— H.W. Brands, Wall Street Journal
“Lincoln’s Mentors has a vital lesson for anyone who's trying to succeed, or trying to help others succeed. The book's big idea is that Lincoln, for all his gifts, was intentional about seeking out mentors who could help him master oratory, speechwriting, party politics, campaigning, conventions, executive power, managing a cabinet.”
— Mike Allen, Axios
“Michael J. Gerhardt has devised an ingenious solution for demystifying America’s most enigmatic president: examining the key people who influenced Lincoln as he developed his own unique skills and leadership style. These pages trace how a poor backwoods farm boy rose to become among the most eloquent defenders of America’s highest ideals, as well as a steely and tenacious source of unity when the nation needed it most. Gerhardt shows that Lincoln’s genius was in borrowing selectively from the examples of his mentors—both the famous and the obscure—to become an unsurpassed original.”
— Russell L. Riley, Co-chair of the Presidential Oral History Program at the University of Virginia’s Miller Center
“Understanding the ideas that shaped Lincoln’s mind helps us understand the ideas that shaped the American mind. In this illuminating book, Michael Gerhardt brings Lincoln’s intellectual and political mentors to life, offering vivid and unexpected insights about Lincoln and the teachers who inspired him.”
— Jeffrey Rosen, President & CEO, National Constitution Center
"A worthy addition to the Lincoln bibliotheca. ... Professor Gerhardt is a splendid writer of non-fiction. His storyline is clear and resonant. The author is fluent in Lincoln history and political philosophy, but he stays close to his aspiration for the book —not to cover every event, but to demonstrate how an untutored Western small town lawyer could make himself into the most eloquent and influential president the country has ever had."
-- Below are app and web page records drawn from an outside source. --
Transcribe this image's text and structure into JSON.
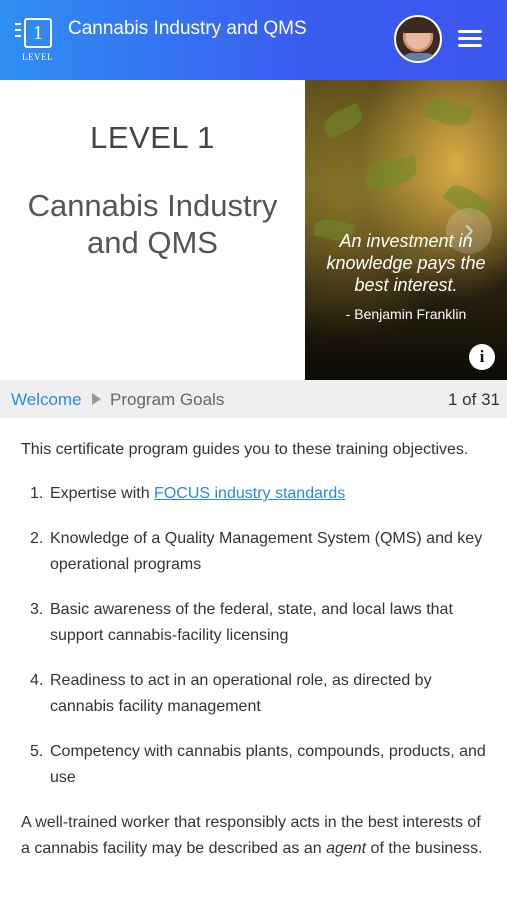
{
  "header": {
    "badge_number": "1",
    "badge_label": "LEVEL",
    "title": "Cannabis Industry and QMS"
  },
  "hero": {
    "level": "LEVEL 1",
    "title": "Cannabis Industry and QMS",
    "quote": "An investment in knowledge pays the best interest.",
    "quote_author": "- Benjamin Franklin",
    "next_arrow": "›",
    "info_glyph": "i"
  },
  "breadcrumb": {
    "home": "Welcome",
    "current": "Program Goals",
    "page_indicator": "1 of 31"
  },
  "content": {
    "intro": "This certificate program guides you to these training objectives.",
    "goals": [
      {
        "number": "1.",
        "prefix": "Expertise with ",
        "link": "FOCUS industry standards"
      },
      {
        "number": "2.",
        "text": "Knowledge of a Quality Management System (QMS) and key operational programs"
      },
      {
        "number": "3.",
        "text": "Basic awareness of the federal, state, and local laws that support cannabis-facility licensing"
      },
      {
        "number": "4.",
        "text": "Readiness to act in an operational role, as directed by cannabis facility management"
      },
      {
        "number": "5.",
        "text": "Competency with cannabis plants, compounds, products, and use"
      }
    ],
    "outro_before": "A well-trained worker that responsibly acts in the best interests of a cannabis facility may be described as an ",
    "outro_emphasis": "agent",
    "outro_after": " of the business."
  },
  "colors": {
    "header_start": "#2f8ff3",
    "header_end": "#3d56ef",
    "link": "#2a8be0",
    "breadcrumb_bg": "#efefef"
  },
  "icons": [
    "level-badge-icon",
    "avatar",
    "hamburger-menu-icon",
    "chevron-right-icon",
    "info-icon",
    "breadcrumb-arrow-icon"
  ]
}
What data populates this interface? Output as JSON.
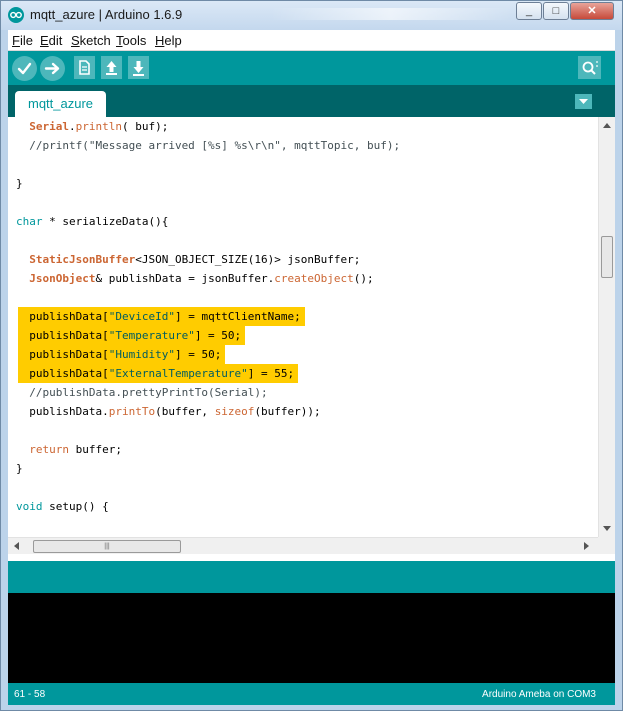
{
  "window": {
    "title": "mqtt_azure | Arduino 1.6.9",
    "min_glyph": "_",
    "max_glyph": "□",
    "close_glyph": "✕"
  },
  "menu": [
    {
      "underline": "F",
      "rest": "ile"
    },
    {
      "underline": "E",
      "rest": "dit"
    },
    {
      "underline": "S",
      "rest": "ketch"
    },
    {
      "underline": "T",
      "rest": "ools"
    },
    {
      "underline": "H",
      "rest": "elp"
    }
  ],
  "toolbar": {
    "icons": [
      "verify-icon",
      "upload-icon",
      "new-icon",
      "open-icon",
      "save-icon",
      "serial-monitor-icon"
    ]
  },
  "tabs": {
    "active": "mqtt_azure",
    "menu_icon": "tab-menu-icon"
  },
  "code_lines": [
    {
      "segments": [
        {
          "t": "  "
        },
        {
          "t": "Serial",
          "c": "kw-obj"
        },
        {
          "t": "."
        },
        {
          "t": "println",
          "c": "kw-fn"
        },
        {
          "t": "( buf);"
        }
      ]
    },
    {
      "segments": [
        {
          "t": "  //printf(\"Message arrived [%s] %s\\r\\n\", mqttTopic, buf);",
          "c": "cmt"
        }
      ]
    },
    {
      "segments": [
        {
          "t": ""
        }
      ]
    },
    {
      "segments": [
        {
          "t": "}"
        }
      ]
    },
    {
      "segments": [
        {
          "t": ""
        }
      ]
    },
    {
      "segments": [
        {
          "t": "char",
          "c": "kw-type"
        },
        {
          "t": " * serializeData(){"
        }
      ]
    },
    {
      "segments": [
        {
          "t": ""
        }
      ]
    },
    {
      "segments": [
        {
          "t": "  "
        },
        {
          "t": "StaticJsonBuffer",
          "c": "kw-obj"
        },
        {
          "t": "<JSON_OBJECT_SIZE(16)> jsonBuffer;"
        }
      ]
    },
    {
      "segments": [
        {
          "t": "  "
        },
        {
          "t": "JsonObject",
          "c": "kw-obj"
        },
        {
          "t": "& publishData = jsonBuffer."
        },
        {
          "t": "createObject",
          "c": "kw-fn"
        },
        {
          "t": "();"
        }
      ]
    },
    {
      "segments": [
        {
          "t": ""
        }
      ]
    },
    {
      "segments": [
        {
          "t": "  publishData["
        },
        {
          "t": "\"DeviceId\"",
          "c": "str"
        },
        {
          "t": "] = mqttClientName;"
        }
      ],
      "highlight": true
    },
    {
      "segments": [
        {
          "t": "  publishData["
        },
        {
          "t": "\"Temperature\"",
          "c": "str"
        },
        {
          "t": "] = 50;"
        }
      ],
      "highlight": true
    },
    {
      "segments": [
        {
          "t": "  publishData["
        },
        {
          "t": "\"Humidity\"",
          "c": "str"
        },
        {
          "t": "] = 50;"
        }
      ],
      "highlight": true
    },
    {
      "segments": [
        {
          "t": "  publishData["
        },
        {
          "t": "\"ExternalTemperature\"",
          "c": "str"
        },
        {
          "t": "] = 55;"
        }
      ],
      "highlight": true
    },
    {
      "segments": [
        {
          "t": "  //publishData.prettyPrintTo(Serial);",
          "c": "cmt"
        }
      ]
    },
    {
      "segments": [
        {
          "t": "  publishData."
        },
        {
          "t": "printTo",
          "c": "kw-fn"
        },
        {
          "t": "(buffer, "
        },
        {
          "t": "sizeof",
          "c": "kw-fn"
        },
        {
          "t": "(buffer));"
        }
      ]
    },
    {
      "segments": [
        {
          "t": ""
        }
      ]
    },
    {
      "segments": [
        {
          "t": "  "
        },
        {
          "t": "return",
          "c": "kw-fn"
        },
        {
          "t": " buffer;"
        }
      ]
    },
    {
      "segments": [
        {
          "t": "}"
        }
      ]
    },
    {
      "segments": [
        {
          "t": ""
        }
      ]
    },
    {
      "segments": [
        {
          "t": "void",
          "c": "kw-type"
        },
        {
          "t": " setup() {"
        }
      ]
    }
  ],
  "scrollbar": {
    "h_thumb_grip": "|||"
  },
  "footer": {
    "line": "61 - 58",
    "board": "Arduino Ameba on COM3"
  },
  "colors": {
    "accent": "#00979c",
    "tab_bar": "#006468",
    "highlight": "#ffcc00",
    "console": "#000000"
  }
}
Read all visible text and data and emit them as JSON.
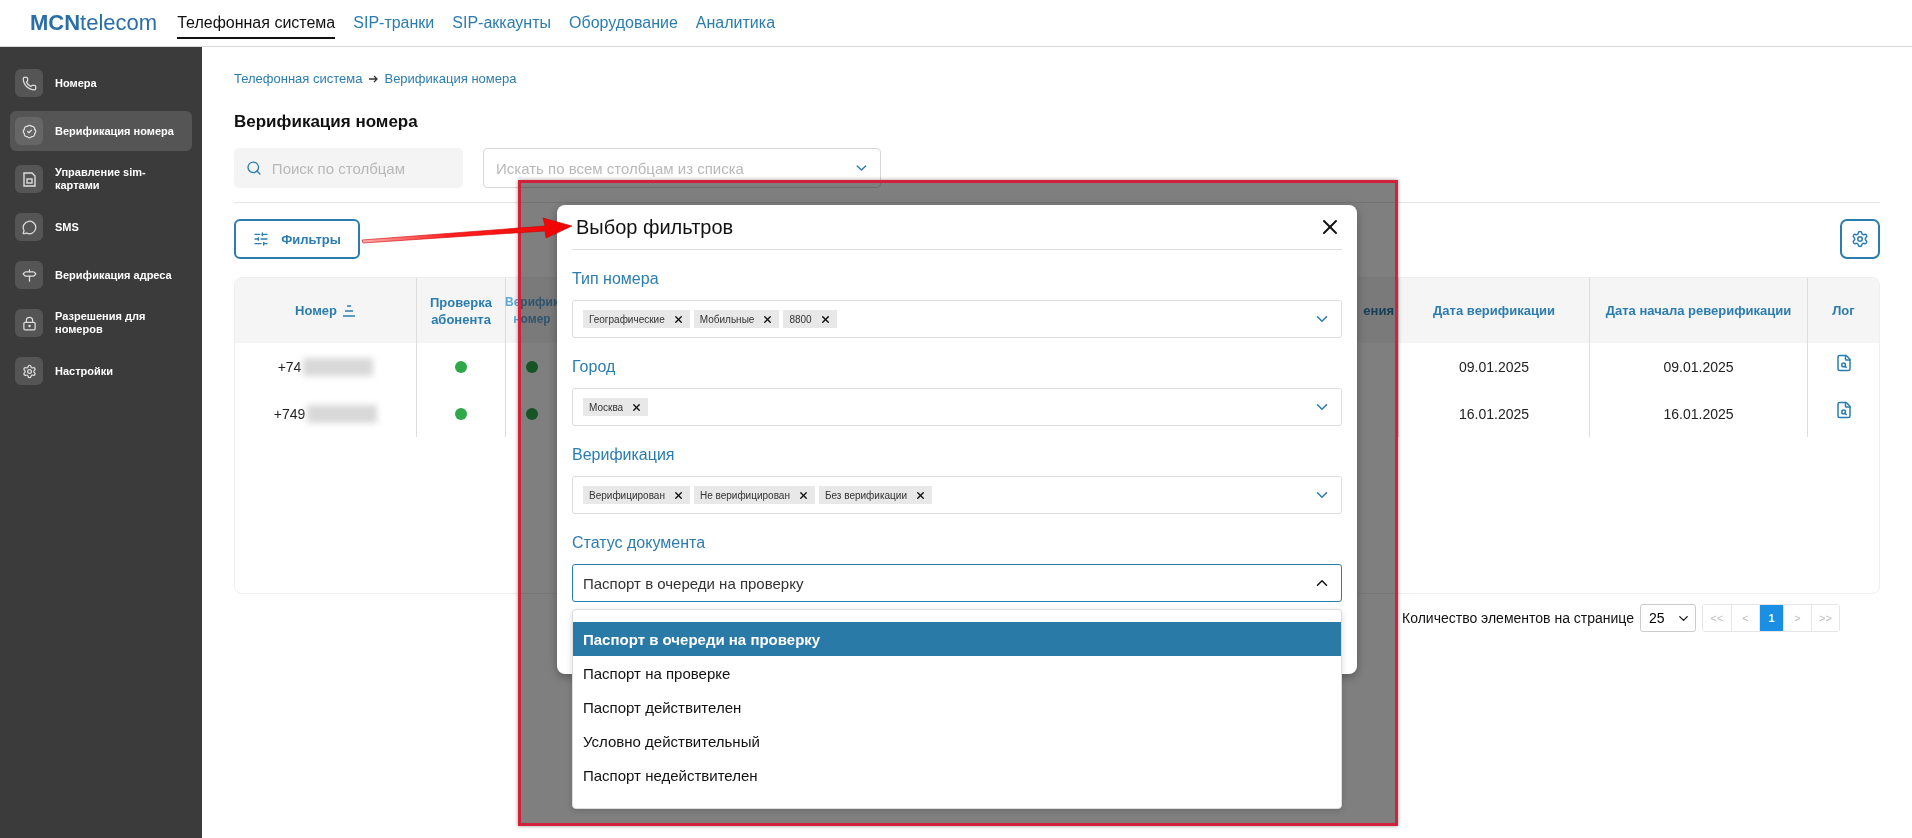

— New York Journal of Books
"Gerhardt's Lincoln's Mentors is a remarkably probing examination of what Lincoln read, how he learned and how he was constantly reaching out for friends, mentors and role models. His is an especially valuable analysis of how both Henry Clay and Andrew Jackson influenced the Lincoln presidency. This superb treatment of Lincoln as a political thinker and operative ranks right up there with the prize-winning biographies of David Donald and James MacPherson."
— Thomas E. Cronin, President Emeritus--Whitman College, co-author of The Paradoxes of the American Presidency and Leadership Matters